Check out a nativity scene in Catalonia or Andorra and you might find an unexpected figure of a kid off in a corner, squatting down to poop in the snow. No one really knows why, but this one’s been around for hundreds of years, and it’s spread to Spain, Italy, and Portugal, too. If your nativity needs an update, you can buy all sorts of Caganer figures, including celebrity lookalikes.
2. Mari Lwyd: Wales
For a different kind of Christmas carol, head over to Wales around Christmastime and you can see a sort of cross between a Christmas rap battle and a comedy roast.

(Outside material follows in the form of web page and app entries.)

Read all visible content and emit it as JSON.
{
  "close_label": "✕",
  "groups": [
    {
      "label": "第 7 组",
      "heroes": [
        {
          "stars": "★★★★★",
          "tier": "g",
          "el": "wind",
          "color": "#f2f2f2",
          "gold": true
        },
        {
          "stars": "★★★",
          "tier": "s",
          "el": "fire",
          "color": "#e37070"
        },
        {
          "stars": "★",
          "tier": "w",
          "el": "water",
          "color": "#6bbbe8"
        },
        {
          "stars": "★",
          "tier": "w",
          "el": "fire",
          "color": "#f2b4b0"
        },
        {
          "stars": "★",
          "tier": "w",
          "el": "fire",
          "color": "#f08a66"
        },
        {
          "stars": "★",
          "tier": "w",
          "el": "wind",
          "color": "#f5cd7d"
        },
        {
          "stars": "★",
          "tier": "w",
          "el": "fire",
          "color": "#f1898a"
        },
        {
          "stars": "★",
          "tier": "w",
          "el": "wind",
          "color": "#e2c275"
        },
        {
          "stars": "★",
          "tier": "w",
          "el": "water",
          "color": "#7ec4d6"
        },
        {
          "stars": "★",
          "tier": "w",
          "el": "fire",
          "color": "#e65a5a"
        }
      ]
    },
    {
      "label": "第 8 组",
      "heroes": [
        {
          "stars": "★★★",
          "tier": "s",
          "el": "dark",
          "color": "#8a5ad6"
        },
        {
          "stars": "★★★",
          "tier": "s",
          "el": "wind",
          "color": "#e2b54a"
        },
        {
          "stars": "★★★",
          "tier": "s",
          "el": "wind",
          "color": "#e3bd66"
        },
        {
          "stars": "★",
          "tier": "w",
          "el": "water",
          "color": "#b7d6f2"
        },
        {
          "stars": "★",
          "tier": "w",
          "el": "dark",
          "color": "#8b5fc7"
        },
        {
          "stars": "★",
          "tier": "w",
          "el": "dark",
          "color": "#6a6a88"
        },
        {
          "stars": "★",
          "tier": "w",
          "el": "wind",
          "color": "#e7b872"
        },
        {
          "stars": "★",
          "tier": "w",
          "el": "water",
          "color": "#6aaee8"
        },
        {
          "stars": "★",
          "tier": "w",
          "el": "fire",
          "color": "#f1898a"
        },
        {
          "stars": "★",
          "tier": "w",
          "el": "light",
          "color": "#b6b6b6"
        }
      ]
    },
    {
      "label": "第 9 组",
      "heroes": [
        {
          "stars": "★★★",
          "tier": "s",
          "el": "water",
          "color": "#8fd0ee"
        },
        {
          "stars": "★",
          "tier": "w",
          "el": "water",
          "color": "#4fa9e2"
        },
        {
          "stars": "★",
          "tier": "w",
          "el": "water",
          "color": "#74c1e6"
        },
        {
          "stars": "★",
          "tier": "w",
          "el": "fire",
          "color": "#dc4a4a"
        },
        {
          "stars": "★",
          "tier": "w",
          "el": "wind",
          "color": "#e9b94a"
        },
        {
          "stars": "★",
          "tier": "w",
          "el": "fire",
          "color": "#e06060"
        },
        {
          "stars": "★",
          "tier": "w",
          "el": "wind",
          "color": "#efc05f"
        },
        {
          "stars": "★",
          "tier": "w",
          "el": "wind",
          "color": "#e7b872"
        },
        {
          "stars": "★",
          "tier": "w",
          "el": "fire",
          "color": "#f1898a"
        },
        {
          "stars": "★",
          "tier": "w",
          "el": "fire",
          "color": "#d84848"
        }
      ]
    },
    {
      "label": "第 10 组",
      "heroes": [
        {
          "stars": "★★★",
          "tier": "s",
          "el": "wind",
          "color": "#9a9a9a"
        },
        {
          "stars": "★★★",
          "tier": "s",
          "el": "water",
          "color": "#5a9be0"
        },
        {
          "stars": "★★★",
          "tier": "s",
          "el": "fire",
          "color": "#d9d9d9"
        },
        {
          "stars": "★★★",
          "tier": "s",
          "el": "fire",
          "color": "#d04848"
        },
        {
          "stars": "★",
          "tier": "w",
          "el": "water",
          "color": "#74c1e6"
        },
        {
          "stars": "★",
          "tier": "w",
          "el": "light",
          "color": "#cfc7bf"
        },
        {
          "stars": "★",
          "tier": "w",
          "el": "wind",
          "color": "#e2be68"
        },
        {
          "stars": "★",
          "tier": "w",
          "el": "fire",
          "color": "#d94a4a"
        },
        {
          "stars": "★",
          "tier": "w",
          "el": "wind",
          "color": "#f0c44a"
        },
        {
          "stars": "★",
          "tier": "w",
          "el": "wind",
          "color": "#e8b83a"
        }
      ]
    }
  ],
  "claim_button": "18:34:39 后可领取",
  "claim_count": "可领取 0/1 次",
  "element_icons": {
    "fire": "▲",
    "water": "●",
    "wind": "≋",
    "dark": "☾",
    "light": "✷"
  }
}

A giant horse puppet, often made of a horse skull and a sheet, with someone working it from underneath, arrives at the pub, then the rhyming battle begins. This odd custom comes from pagan traditions that predate Christmas itself.
3. The Gävle Goat: Sweden
Sweden’s tradition is one for the hooligans. Building on the story of Santa’s Yule goat, who helps deliver presents sometimes, the town of Gävle decided to construct a giant straw goat in the middle of town. When some tricksters burnt it down, a tradition was born, and every year since, no one knows if it will sticks around until Christmas. The goat has been destroyed 35 of the last 50 years.
4. Christmas Shoes: Germany
In Germany, the equivalent of the Christmas stocking is actually the whole shoe. On December 5th, kids around the country leave their shoes outside their rooms and receive a shoe full of candy if they’ve been good…or a branch if they haven’t. (Better put out your tallest boots if you’ve been good.) Other countries have Christmas shoe traditions, too. In the Philippines, kids leave their clean shoes and socks on window sills for the Three Kings to leave them gifts.
5. Banana Trees: India
In India, the folks who celebrate Christmas have a hard time finding traditional evergreen trees to decorate because of the climate. So they have to get resourceful, which means you’re likely to see a banana or mango tree lit up for Christmas instead.
6. The Pooping Log: Catalonia
Remember the Caganer? Turns out Catalans have a few stinky Christmas traditions. The Caga Tió (Pooping Log) is maybe weirder. It starts with a craft project, but not your usual Pinterest stuff. Kids get a hollow log and give it a smiling face and a hat, then spend a few weeks feeding it things like fruit, nuts, and candy. On Christmas Eve, they beat it with sticks and it “poops” out some treats. Families sing a song as they hit it, telling it to give up its goods…because everyone wants some chocolate pooped out of a log, right?
7. Mattak and Kiviak: Greenland
If you’re still a little grossed out from the poop log, how about this? In Greenland, kids eat mattak and kiviak around Christmas—and you probably won’t want the recipe. If you’re feeling adventurous, you can make mattak by chopping up some raw whale skin with a bit of blubber still attached. Or if you have time to plan ahead, prepare some kiviak. Just wrap a bird in seal skin, bury it for a few months while it ferments, then eat up.
8. Kentucky Fried Chicken: Japan
If you’re looking for some more palatable Christmas fare, you can get the old familiar Kentucky Fried Chicken all the way in Tokyo. It’s been a Christmas tradition there since KFC’s marketing campaign in the 1970s that got everyone eating “Kentucky for Christmas”. The fast food joint sells five times its usual amount of chicken as locals flock to get their favourite Christmas treat.
No matter where Christmas finds you this year, you can bring some Christmas cheer to your house with your favourite casino games. Best served with a side of gingerbread and hot chocolate.